╔══

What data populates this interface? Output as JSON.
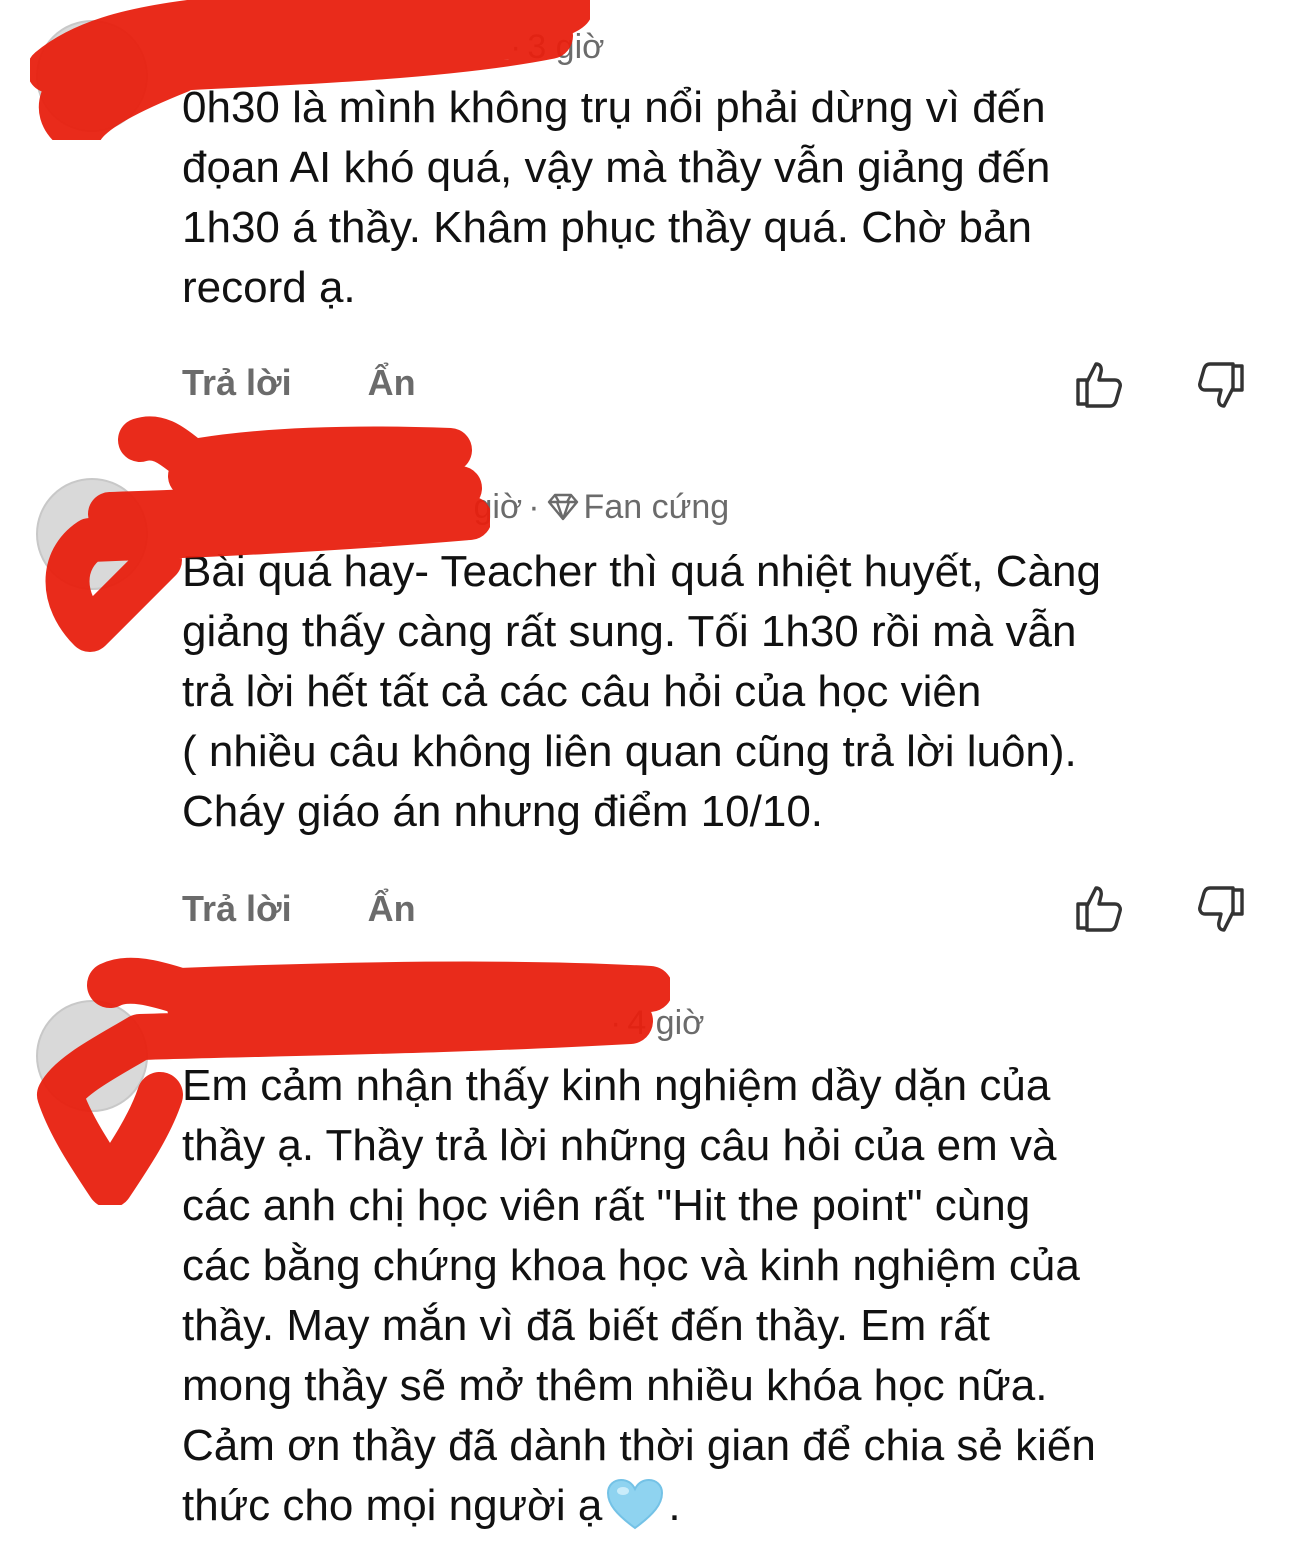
{
  "comments": [
    {
      "time": "3 giờ",
      "text": "0h30 là mình không trụ nổi phải dừng vì đến\nđọan AI khó quá, vậy mà thầy vẫn giảng đến\n1h30 á thầy. Khâm phục thầy quá. Chờ bản\nrecord ạ.",
      "reply_label": "Trả lời",
      "hide_label": "Ẩn"
    },
    {
      "time": "giờ",
      "badge": "Fan cứng",
      "text": "Bài quá hay- Teacher thì quá nhiệt huyết, Càng\ngiảng thấy càng rất sung. Tối 1h30 rồi mà vẫn\ntrả lời hết tất cả các câu hỏi của học viên\n( nhiều câu không liên quan cũng trả lời luôn).\nCháy giáo án nhưng điểm 10/10.",
      "reply_label": "Trả lời",
      "hide_label": "Ẩn"
    },
    {
      "time": "4 giờ",
      "text": "Em cảm nhận thấy kinh nghiệm dầy dặn của\nthầy ạ. Thầy trả lời những câu hỏi của em và\ncác anh chị học viên rất \"Hit the point\" cùng\ncác bằng chứng khoa học và kinh nghiệm của\nthầy. May mắn vì đã biết đến thầy. Em rất\nmong thầy sẽ mở thêm nhiều khóa học nữa.\nCảm ơn thầy đã dành thời gian để chia sẻ kiến\nthức cho mọi người ạ",
      "text_end": ".",
      "emoji": "light-blue-heart"
    }
  ],
  "icons": {
    "like": "thumbs-up-icon",
    "dislike": "thumbs-down-icon",
    "badge": "diamond-icon"
  },
  "colors": {
    "redaction": "#e8200f",
    "heart": "#8fd3f0",
    "meta_text": "#6b6b6b"
  }
}
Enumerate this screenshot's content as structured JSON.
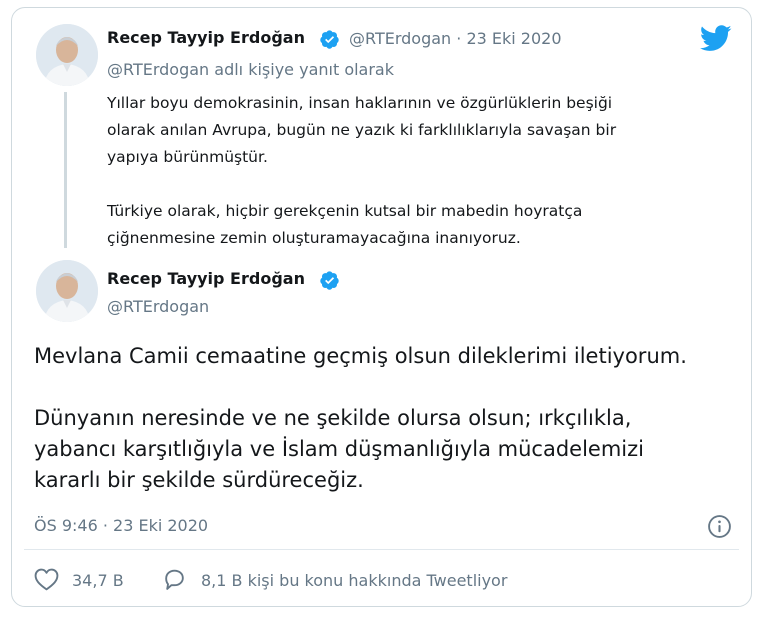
{
  "reply_tweet": {
    "author_name": "Recep Tayyip Erdoğan",
    "handle_date": "@RTErdogan · 23 Eki 2020",
    "reply_to": "@RTErdogan adlı kişiye yanıt olarak",
    "text": "Yıllar boyu demokrasinin, insan haklarının ve özgürlüklerin beşiği\nolarak anılan Avrupa, bugün ne yazık ki farklılıklarıyla savaşan bir\nyapıya bürünmüştür.\n\nTürkiye olarak, hiçbir gerekçenin kutsal bir mabedin hoyratça\nçiğnenmesine zemin oluşturamayacağına inanıyoruz."
  },
  "main_tweet": {
    "author_name": "Recep Tayyip Erdoğan",
    "handle": "@RTErdogan",
    "text": "Mevlana Camii cemaatine geçmiş olsun dileklerimi iletiyorum.\n\nDünyanın neresinde ve ne şekilde olursa olsun; ırkçılıkla,\nyabancı karşıtlığıyla ve İslam düşmanlığıyla mücadelemizi\nkararlı bir şekilde sürdüreceğiz.",
    "timestamp": "ÖS 9:46 · 23 Eki 2020"
  },
  "stats": {
    "likes": "34,7 B",
    "retweet_talk": "8,1 B kişi bu konu hakkında Tweetliyor"
  },
  "colors": {
    "twitter_blue": "#1da1f2",
    "secondary_text": "#657786",
    "border": "#cfd9de"
  },
  "icons": [
    "twitter-logo-icon",
    "verified-badge-icon",
    "info-icon",
    "heart-icon",
    "comment-icon"
  ]
}
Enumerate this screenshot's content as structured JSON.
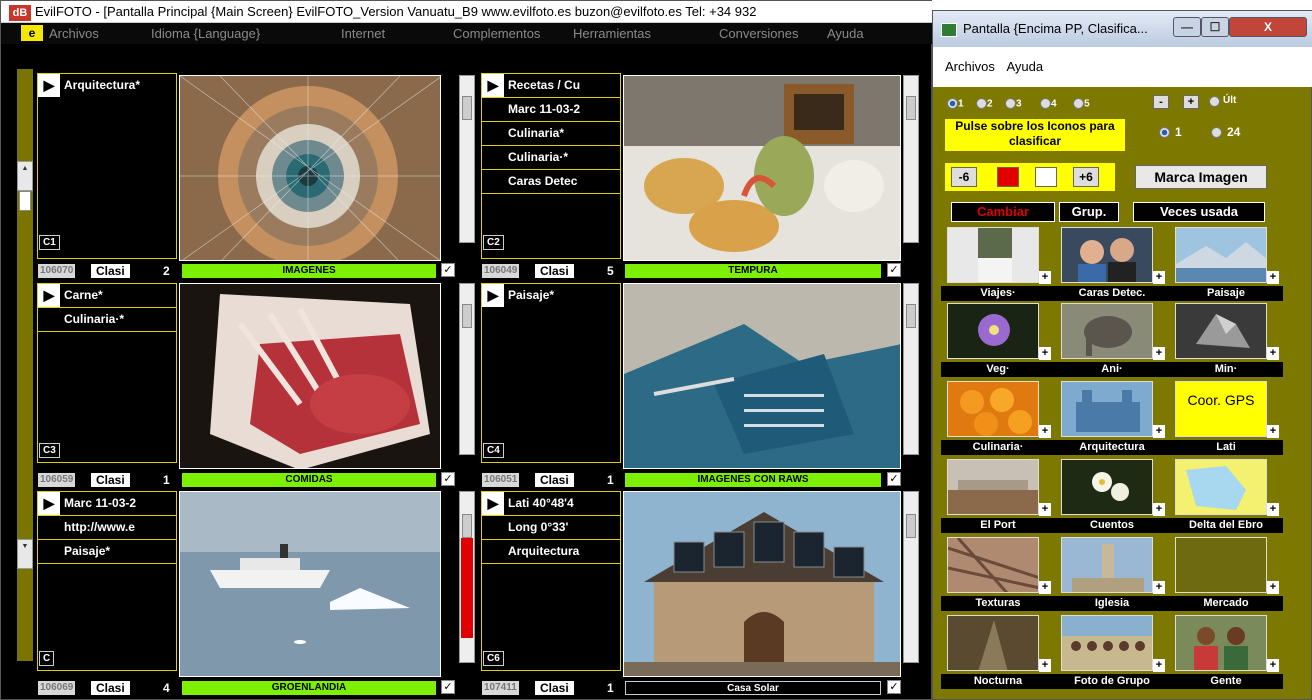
{
  "main": {
    "title": "EvilFOTO - [Pantalla Principal  {Main Screen} EvilFOTO_Version Vanuatu_B9   www.evilfoto.es   buzon@evilfoto.es   Tel: +34 932",
    "app_icon": "dB",
    "menu_icon": "e",
    "menu": [
      "Archivos",
      "Idioma {Language}",
      "Internet",
      "Complementos",
      "Herramientas",
      "Conversiones",
      "Ayuda"
    ]
  },
  "cells": [
    {
      "code": "C1",
      "tags": [
        "Arquitectura*"
      ],
      "id": "106070",
      "clasi": "Clasi",
      "count": "2",
      "group": "IMAGENES",
      "check": "✓",
      "photo_icon": "spiral-staircase-icon"
    },
    {
      "code": "C2",
      "tags": [
        "Recetas / Cu",
        "Marc 11-03-2",
        "Culinaria*",
        "Culinaria·*",
        "Caras Detec"
      ],
      "id": "106049",
      "clasi": "Clasi",
      "count": "5",
      "group": "TEMPURA",
      "check": "✓",
      "photo_icon": "tempura-food-icon"
    },
    {
      "code": "C3",
      "tags": [
        "Carne*",
        "Culinaria·*"
      ],
      "id": "106059",
      "clasi": "Clasi",
      "count": "1",
      "group": "COMIDAS",
      "check": "✓",
      "photo_icon": "raw-meat-icon"
    },
    {
      "code": "C4",
      "tags": [
        "Paisaje*"
      ],
      "id": "106051",
      "clasi": "Clasi",
      "count": "1",
      "group": "IMAGENES CON RAWS",
      "check": "✓",
      "photo_icon": "harbor-aerial-icon"
    },
    {
      "code": "C",
      "tags": [
        "Marc 11-03-2",
        "http://www.e",
        "Paisaje*"
      ],
      "id": "106069",
      "clasi": "Clasi",
      "count": "4",
      "group": "GROENLANDIA",
      "check": "✓",
      "photo_icon": "cruise-ship-icon"
    },
    {
      "code": "C6",
      "tags": [
        "Lati  40°48'4",
        "Long   0°33'",
        "Arquitectura"
      ],
      "id": "107411",
      "clasi": "Clasi",
      "count": "1",
      "group": "Casa Solar",
      "check": "✓",
      "photo_icon": "solar-house-icon"
    }
  ],
  "right": {
    "title": "Pantalla {Encima PP, Clasifica...",
    "window_buttons": [
      "—",
      "☐",
      "X"
    ],
    "menu": [
      "Archivos",
      "Ayuda"
    ],
    "radios": [
      "1",
      "2",
      "3",
      "4",
      "5"
    ],
    "minus": "-",
    "plus": "+",
    "ult": "Últ",
    "note": "Pulse sobre los Iconos para clasificar",
    "radio_1": "1",
    "radio_24": "24",
    "minus6": "-6",
    "plus6": "+6",
    "marca": "Marca Imagen",
    "cambiar": "Cambiar",
    "grup": "Grup.",
    "veces": "Veces usada",
    "gps_text": "Coor. GPS",
    "icons": [
      {
        "label": "Viajes·",
        "icon": "snow-wall-icon"
      },
      {
        "label": "Caras Detec.",
        "icon": "couple-portrait-icon"
      },
      {
        "label": "Paisaje",
        "icon": "mountain-lake-icon"
      },
      {
        "label": "Veg·",
        "icon": "purple-flower-icon"
      },
      {
        "label": "Ani·",
        "icon": "elephant-icon"
      },
      {
        "label": "Min·",
        "icon": "mineral-icon"
      },
      {
        "label": "Culinaria·",
        "icon": "oranges-icon"
      },
      {
        "label": "Arquitectura",
        "icon": "castle-icon"
      },
      {
        "label": "Lati",
        "icon": "gps-coordinates-icon"
      },
      {
        "label": "El Port",
        "icon": "port-icon"
      },
      {
        "label": "Cuentos",
        "icon": "white-flowers-icon"
      },
      {
        "label": "Delta del Ebro",
        "icon": "map-icon"
      },
      {
        "label": "Texturas",
        "icon": "texture-icon"
      },
      {
        "label": "Iglesia",
        "icon": "church-tower-icon"
      },
      {
        "label": "Mercado",
        "icon": "market-icon"
      },
      {
        "label": "Nocturna",
        "icon": "night-icon"
      },
      {
        "label": "Foto de Grupo",
        "icon": "group-photo-icon"
      },
      {
        "label": "Gente",
        "icon": "people-icon"
      }
    ]
  }
}
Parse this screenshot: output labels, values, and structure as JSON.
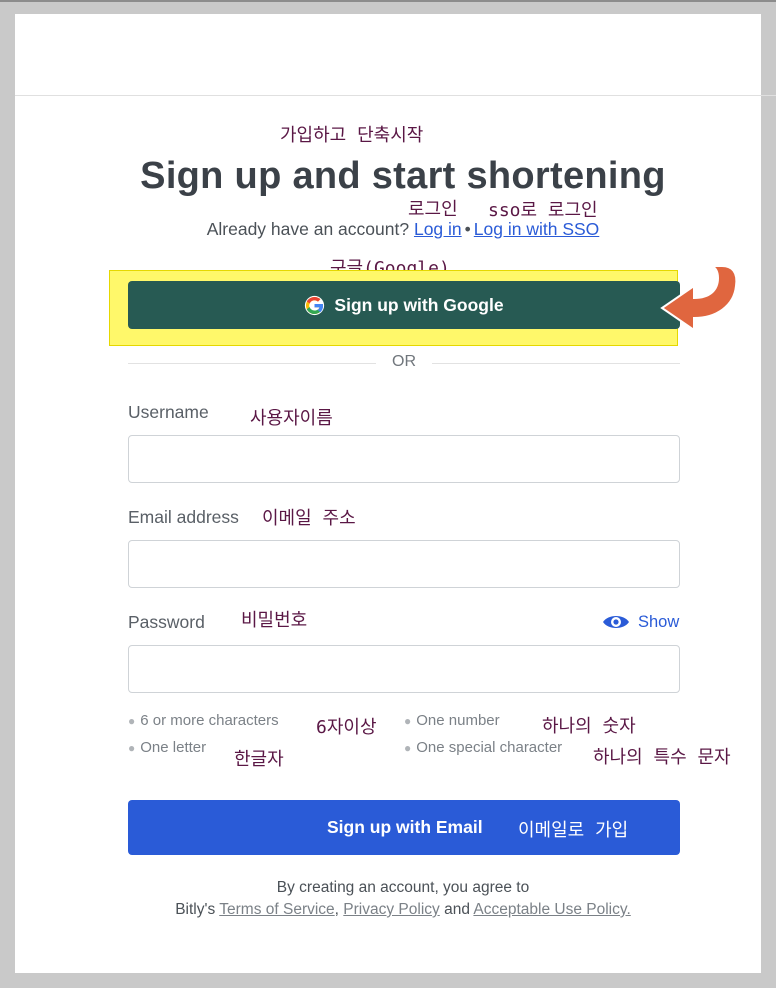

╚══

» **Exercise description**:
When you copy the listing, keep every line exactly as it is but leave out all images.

» **Result of this task**:
What data populates this interface? Output as JSON.
{
  "comments": [
    {
      "time": "3 giờ",
      "text": "0h30 là mình không trụ nổi phải dừng vì đến\nđọan AI khó quá, vậy mà thầy vẫn giảng đến\n1h30 á thầy. Khâm phục thầy quá. Chờ bản\nrecord ạ.",
      "reply_label": "Trả lời",
      "hide_label": "Ẩn"
    },
    {
      "time": "giờ",
      "badge": "Fan cứng",
      "text": "Bài quá hay- Teacher thì quá nhiệt huyết, Càng\ngiảng thấy càng rất sung. Tối 1h30 rồi mà vẫn\ntrả lời hết tất cả các câu hỏi của học viên\n( nhiều câu không liên quan cũng trả lời luôn).\nCháy giáo án nhưng điểm 10/10.",
      "reply_label": "Trả lời",
      "hide_label": "Ẩn"
    },
    {
      "time": "4 giờ",
      "text": "Em cảm nhận thấy kinh nghiệm dầy dặn của\nthầy ạ. Thầy trả lời những câu hỏi của em và\ncác anh chị học viên rất \"Hit the point\" cùng\ncác bằng chứng khoa học và kinh nghiệm của\nthầy. May mắn vì đã biết đến thầy. Em rất\nmong thầy sẽ mở thêm nhiều khóa học nữa.\nCảm ơn thầy đã dành thời gian để chia sẻ kiến\nthức cho mọi người ạ",
      "text_end": ".",
      "emoji": "light-blue-heart"
    }
  ],
  "icons": {
    "like": "thumbs-up-icon",
    "dislike": "thumbs-down-icon",
    "badge": "diamond-icon"
  },
  "colors": {
    "redaction": "#e8200f",
    "heart": "#8fd3f0",
    "meta_text": "#6b6b6b"
  }
}
Enumerate this screenshot's content as structured JSON.
{
  "reply_tweet": {
    "author_name": "Recep Tayyip Erdoğan",
    "handle_date": "@RTErdogan · 23 Eki 2020",
    "reply_to": "@RTErdogan adlı kişiye yanıt olarak",
    "text": "Yıllar boyu demokrasinin, insan haklarının ve özgürlüklerin beşiği\nolarak anılan Avrupa, bugün ne yazık ki farklılıklarıyla savaşan bir\nyapıya bürünmüştür.\n\nTürkiye olarak, hiçbir gerekçenin kutsal bir mabedin hoyratça\nçiğnenmesine zemin oluşturamayacağına inanıyoruz."
  },
  "main_tweet": {
    "author_name": "Recep Tayyip Erdoğan",
    "handle": "@RTErdogan",
    "text": "Mevlana Camii cemaatine geçmiş olsun dileklerimi iletiyorum.\n\nDünyanın neresinde ve ne şekilde olursa olsun; ırkçılıkla,\nyabancı karşıtlığıyla ve İslam düşmanlığıyla mücadelemizi\nkararlı bir şekilde sürdüreceğiz.",
    "timestamp": "ÖS 9:46 · 23 Eki 2020"
  },
  "stats": {
    "likes": "34,7 B",
    "retweet_talk": "8,1 B kişi bu konu hakkında Tweetliyor"
  },
  "colors": {
    "twitter_blue": "#1da1f2",
    "secondary_text": "#657786",
    "border": "#cfd9de"
  },
  "icons": [
    "twitter-logo-icon",
    "verified-badge-icon",
    "info-icon",
    "heart-icon",
    "comment-icon"
  ]
}
Enumerate this screenshot's content as structured JSON.
{
  "main": {
    "title": "EvilFOTO - [Pantalla Principal  {Main Screen} EvilFOTO_Version Vanuatu_B9   www.evilfoto.es   buzon@evilfoto.es   Tel: +34 932",
    "app_icon": "dB",
    "menu_icon": "e",
    "menu": [
      "Archivos",
      "Idioma {Language}",
      "Internet",
      "Complementos",
      "Herramientas",
      "Conversiones",
      "Ayuda"
    ]
  },
  "cells": [
    {
      "code": "C1",
      "tags": [
        "Arquitectura*"
      ],
      "id": "106070",
      "clasi": "Clasi",
      "count": "2",
      "group": "IMAGENES",
      "check": "✓",
      "photo_icon": "spiral-staircase-icon"
    },
    {
      "code": "C2",
      "tags": [
        "Recetas / Cu",
        "Marc 11-03-2",
        "Culinaria*",
        "Culinaria·*",
        "Caras Detec"
      ],
      "id": "106049",
      "clasi": "Clasi",
      "count": "5",
      "group": "TEMPURA",
      "check": "✓",
      "photo_icon": "tempura-food-icon"
    },
    {
      "code": "C3",
      "tags": [
        "Carne*",
        "Culinaria·*"
      ],
      "id": "106059",
      "clasi": "Clasi",
      "count": "1",
      "group": "COMIDAS",
      "check": "✓",
      "photo_icon": "raw-meat-icon"
    },
    {
      "code": "C4",
      "tags": [
        "Paisaje*"
      ],
      "id": "106051",
      "clasi": "Clasi",
      "count": "1",
      "group": "IMAGENES CON RAWS",
      "check": "✓",
      "photo_icon": "harbor-aerial-icon"
    },
    {
      "code": "C",
      "tags": [
        "Marc 11-03-2",
        "http://www.e",
        "Paisaje*"
      ],
      "id": "106069",
      "clasi": "Clasi",
      "count": "4",
      "group": "GROENLANDIA",
      "check": "✓",
      "photo_icon": "cruise-ship-icon"
    },
    {
      "code": "C6",
      "tags": [
        "Lati  40°48'4",
        "Long   0°33'",
        "Arquitectura"
      ],
      "id": "107411",
      "clasi": "Clasi",
      "count": "1",
      "group": "Casa Solar",
      "check": "✓",
      "photo_icon": "solar-house-icon"
    }
  ],
  "right": {
    "title": "Pantalla {Encima PP, Clasifica...",
    "window_buttons": [
      "—",
      "☐",
      "X"
    ],
    "menu": [
      "Archivos",
      "Ayuda"
    ],
    "radios": [
      "1",
      "2",
      "3",
      "4",
      "5"
    ],
    "minus": "-",
    "plus": "+",
    "ult": "Últ",
    "note": "Pulse sobre los Iconos para clasificar",
    "radio_1": "1",
    "radio_24": "24",
    "minus6": "-6",
    "plus6": "+6",
    "marca": "Marca Imagen",
    "cambiar": "Cambiar",
    "grup": "Grup.",
    "veces": "Veces usada",
    "gps_text": "Coor. GPS",
    "icons": [
      {
        "label": "Viajes·",
        "icon": "snow-wall-icon"
      },
      {
        "label": "Caras Detec.",
        "icon": "couple-portrait-icon"
      },
      {
        "label": "Paisaje",
        "icon": "mountain-lake-icon"
      },
      {
        "label": "Veg·",
        "icon": "purple-flower-icon"
      },
      {
        "label": "Ani·",
        "icon": "elephant-icon"
      },
      {
        "label": "Min·",
        "icon": "mineral-icon"
      },
      {
        "label": "Culinaria·",
        "icon": "oranges-icon"
      },
      {
        "label": "Arquitectura",
        "icon": "castle-icon"
      },
      {
        "label": "Lati",
        "icon": "gps-coordinates-icon"
      },
      {
        "label": "El Port",
        "icon": "port-icon"
      },
      {
        "label": "Cuentos",
        "icon": "white-flowers-icon"
      },
      {
        "label": "Delta del Ebro",
        "icon": "map-icon"
      },
      {
        "label": "Texturas",
        "icon": "texture-icon"
      },
      {
        "label": "Iglesia",
        "icon": "church-tower-icon"
      },
      {
        "label": "Mercado",
        "icon": "market-icon"
      },
      {
        "label": "Nocturna",
        "icon": "night-icon"
      },
      {
        "label": "Foto de Grupo",
        "icon": "group-photo-icon"
      },
      {
        "label": "Gente",
        "icon": "people-icon"
      }
    ]
  }
}
Parse this screenshot: output labels, values, and structure as JSON.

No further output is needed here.